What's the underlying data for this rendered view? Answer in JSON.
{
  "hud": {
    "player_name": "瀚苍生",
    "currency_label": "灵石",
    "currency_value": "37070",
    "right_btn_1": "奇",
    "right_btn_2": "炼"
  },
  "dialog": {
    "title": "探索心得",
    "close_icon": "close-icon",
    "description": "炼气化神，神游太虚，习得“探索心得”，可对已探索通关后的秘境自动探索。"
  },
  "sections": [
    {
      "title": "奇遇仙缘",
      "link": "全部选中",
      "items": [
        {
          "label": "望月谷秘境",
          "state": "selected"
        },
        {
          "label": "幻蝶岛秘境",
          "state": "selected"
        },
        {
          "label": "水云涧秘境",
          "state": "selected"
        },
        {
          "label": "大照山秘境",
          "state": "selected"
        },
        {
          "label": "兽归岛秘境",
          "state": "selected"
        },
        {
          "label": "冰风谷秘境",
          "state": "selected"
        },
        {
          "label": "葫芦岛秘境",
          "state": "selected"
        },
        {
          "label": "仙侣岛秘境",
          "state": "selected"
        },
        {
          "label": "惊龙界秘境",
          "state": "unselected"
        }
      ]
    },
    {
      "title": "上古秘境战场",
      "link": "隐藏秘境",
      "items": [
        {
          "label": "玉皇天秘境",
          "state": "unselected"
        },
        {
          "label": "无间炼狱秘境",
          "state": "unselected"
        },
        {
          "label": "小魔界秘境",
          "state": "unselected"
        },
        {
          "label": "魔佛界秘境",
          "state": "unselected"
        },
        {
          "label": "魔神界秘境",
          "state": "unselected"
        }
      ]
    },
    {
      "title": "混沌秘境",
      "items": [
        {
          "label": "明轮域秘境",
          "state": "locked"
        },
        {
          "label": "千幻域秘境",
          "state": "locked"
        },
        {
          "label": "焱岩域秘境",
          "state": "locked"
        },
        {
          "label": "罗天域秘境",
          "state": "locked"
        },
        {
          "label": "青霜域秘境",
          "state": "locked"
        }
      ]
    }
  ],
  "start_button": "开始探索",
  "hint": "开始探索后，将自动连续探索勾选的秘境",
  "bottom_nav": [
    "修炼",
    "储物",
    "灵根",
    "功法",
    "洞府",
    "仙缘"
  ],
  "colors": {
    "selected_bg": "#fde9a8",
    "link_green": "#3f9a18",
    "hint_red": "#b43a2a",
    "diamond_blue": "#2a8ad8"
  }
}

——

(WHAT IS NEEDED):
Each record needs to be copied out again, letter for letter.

(TASK OUTPUT):
What's the underlying data for this rendered view? Answer in JSON.
{
  "hud": {
    "player_name": "瀚苍生",
    "currency_label": "灵石",
    "currency_value": "37070",
    "right_btn_1": "奇",
    "right_btn_2": "炼"
  },
  "dialog": {
    "title": "探索心得",
    "close_icon": "close-icon",
    "description": "炼气化神，神游太虚，习得“探索心得”，可对已探索通关后的秘境自动探索。"
  },
  "sections": [
    {
      "title": "奇遇仙缘",
      "link": "全部选中",
      "items": [
        {
          "label": "望月谷秘境",
          "state": "selected"
        },
        {
          "label": "幻蝶岛秘境",
          "state": "selected"
        },
        {
          "label": "水云涧秘境",
          "state": "selected"
        },
        {
          "label": "大照山秘境",
          "state": "selected"
        },
        {
          "label": "兽归岛秘境",
          "state": "selected"
        },
        {
          "label": "冰风谷秘境",
          "state": "selected"
        },
        {
          "label": "葫芦岛秘境",
          "state": "selected"
        },
        {
          "label": "仙侣岛秘境",
          "state": "selected"
        },
        {
          "label": "惊龙界秘境",
          "state": "unselected"
        }
      ]
    },
    {
      "title": "上古秘境战场",
      "link": "隐藏秘境",
      "items": [
        {
          "label": "玉皇天秘境",
          "state": "unselected"
        },
        {
          "label": "无间炼狱秘境",
          "state": "unselected"
        },
        {
          "label": "小魔界秘境",
          "state": "unselected"
        },
        {
          "label": "魔佛界秘境",
          "state": "unselected"
        },
        {
          "label": "魔神界秘境",
          "state": "unselected"
        }
      ]
    },
    {
      "title": "混沌秘境",
      "items": [
        {
          "label": "明轮域秘境",
          "state": "locked"
        },
        {
          "label": "千幻域秘境",
          "state": "locked"
        },
        {
          "label": "焱岩域秘境",
          "state": "locked"
        },
        {
          "label": "罗天域秘境",
          "state": "locked"
        },
        {
          "label": "青霜域秘境",
          "state": "locked"
        }
      ]
    }
  ],
  "start_button": "开始探索",
  "hint": "开始探索后，将自动连续探索勾选的秘境",
  "bottom_nav": [
    "修炼",
    "储物",
    "灵根",
    "功法",
    "洞府",
    "仙缘"
  ],
  "colors": {
    "selected_bg": "#fde9a8",
    "link_green": "#3f9a18",
    "hint_red": "#b43a2a",
    "diamond_blue": "#2a8ad8"
  }
}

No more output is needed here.